AndroGel Is Not A Good Long-Term Substitute For Delatestryl
This may not be true for everyone of course, but for me it’s no contest. Delatestryl is an injection every two weeks that is effective, inexpensive, and covered under my insurance. AndroGel is a daily topical gel that is ineffective for me, can be transferred to others if I’m not careful, is expensive, and is, of course, not covered by my insurance. Granted, it might be more effective at full dose, but since I can’t really afford the starting dose as it is? Yeah. Unfortunately, I have very few options right now, since Delatestryl and all other injectable testosterone compounds are currently unavailable in Canada due to manufacturer shortage.
In Spite Of It All, I’m On The Right Path
One thing I have gotten out of this is yet another confirmation that I am headed in the right direction for me. Yesterday, even after all the awkward questions, my first genuine smile of the day was when I talked about my experience guest preaching at my church. Remembering how it felt to look at the text, to find the message in it, and to share it with others… it was amazing. Just the memory of that connection cut through all the crap of that day and reminded me of the most important thing: this is what I’m meant to do. This is my path.

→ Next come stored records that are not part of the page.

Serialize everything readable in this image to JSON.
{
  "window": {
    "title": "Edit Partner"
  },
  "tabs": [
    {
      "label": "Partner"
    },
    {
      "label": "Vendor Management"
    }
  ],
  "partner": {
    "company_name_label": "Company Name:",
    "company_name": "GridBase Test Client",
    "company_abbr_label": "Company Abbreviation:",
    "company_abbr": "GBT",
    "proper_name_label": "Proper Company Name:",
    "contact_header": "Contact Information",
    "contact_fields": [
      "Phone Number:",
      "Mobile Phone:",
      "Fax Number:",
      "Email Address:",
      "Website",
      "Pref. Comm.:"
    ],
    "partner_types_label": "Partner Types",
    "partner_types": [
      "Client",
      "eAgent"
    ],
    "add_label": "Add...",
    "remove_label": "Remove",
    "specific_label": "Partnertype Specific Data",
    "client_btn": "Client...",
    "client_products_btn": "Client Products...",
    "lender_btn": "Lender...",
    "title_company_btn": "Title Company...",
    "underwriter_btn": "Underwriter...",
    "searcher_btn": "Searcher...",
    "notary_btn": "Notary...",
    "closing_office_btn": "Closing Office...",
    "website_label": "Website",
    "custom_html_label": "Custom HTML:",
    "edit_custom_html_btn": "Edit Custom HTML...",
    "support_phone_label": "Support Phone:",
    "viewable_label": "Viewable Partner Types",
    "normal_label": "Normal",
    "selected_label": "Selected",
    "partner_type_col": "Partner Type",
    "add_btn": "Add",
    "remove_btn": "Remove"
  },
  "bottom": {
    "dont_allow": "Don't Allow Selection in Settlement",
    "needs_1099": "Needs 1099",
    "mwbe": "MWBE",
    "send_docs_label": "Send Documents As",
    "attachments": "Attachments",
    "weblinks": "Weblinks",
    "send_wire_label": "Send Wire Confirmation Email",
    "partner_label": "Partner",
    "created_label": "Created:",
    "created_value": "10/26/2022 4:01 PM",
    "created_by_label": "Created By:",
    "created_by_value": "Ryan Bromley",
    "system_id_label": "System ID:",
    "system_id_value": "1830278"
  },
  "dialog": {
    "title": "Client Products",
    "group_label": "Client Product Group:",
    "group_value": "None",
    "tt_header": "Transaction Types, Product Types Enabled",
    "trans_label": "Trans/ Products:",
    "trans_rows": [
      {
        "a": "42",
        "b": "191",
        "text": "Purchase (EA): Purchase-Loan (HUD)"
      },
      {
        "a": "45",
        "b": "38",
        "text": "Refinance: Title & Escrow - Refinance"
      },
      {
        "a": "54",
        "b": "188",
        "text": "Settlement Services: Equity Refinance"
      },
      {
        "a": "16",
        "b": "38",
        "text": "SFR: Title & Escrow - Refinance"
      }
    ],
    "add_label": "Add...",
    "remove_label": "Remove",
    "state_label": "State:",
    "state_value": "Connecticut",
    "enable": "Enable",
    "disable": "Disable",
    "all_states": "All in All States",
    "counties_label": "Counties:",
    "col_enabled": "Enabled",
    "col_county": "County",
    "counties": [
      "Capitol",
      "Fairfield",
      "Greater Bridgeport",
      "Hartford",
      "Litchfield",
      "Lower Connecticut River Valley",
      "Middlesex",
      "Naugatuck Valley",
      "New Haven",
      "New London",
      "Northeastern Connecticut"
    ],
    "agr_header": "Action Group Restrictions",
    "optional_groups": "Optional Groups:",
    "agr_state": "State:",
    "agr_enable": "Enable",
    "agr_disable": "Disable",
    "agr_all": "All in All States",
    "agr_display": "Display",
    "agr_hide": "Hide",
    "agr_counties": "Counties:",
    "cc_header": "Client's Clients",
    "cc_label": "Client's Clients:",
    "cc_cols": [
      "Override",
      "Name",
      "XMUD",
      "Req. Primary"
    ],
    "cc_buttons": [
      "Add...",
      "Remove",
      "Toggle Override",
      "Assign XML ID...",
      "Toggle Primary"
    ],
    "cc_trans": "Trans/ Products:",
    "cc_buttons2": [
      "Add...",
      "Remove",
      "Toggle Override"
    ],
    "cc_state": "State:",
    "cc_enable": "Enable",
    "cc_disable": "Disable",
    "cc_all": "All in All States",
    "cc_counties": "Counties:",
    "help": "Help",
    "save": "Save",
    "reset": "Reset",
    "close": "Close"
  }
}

As crazy as it sounds, this queer trans boy is going to be a Christian minister. And I feel good about it.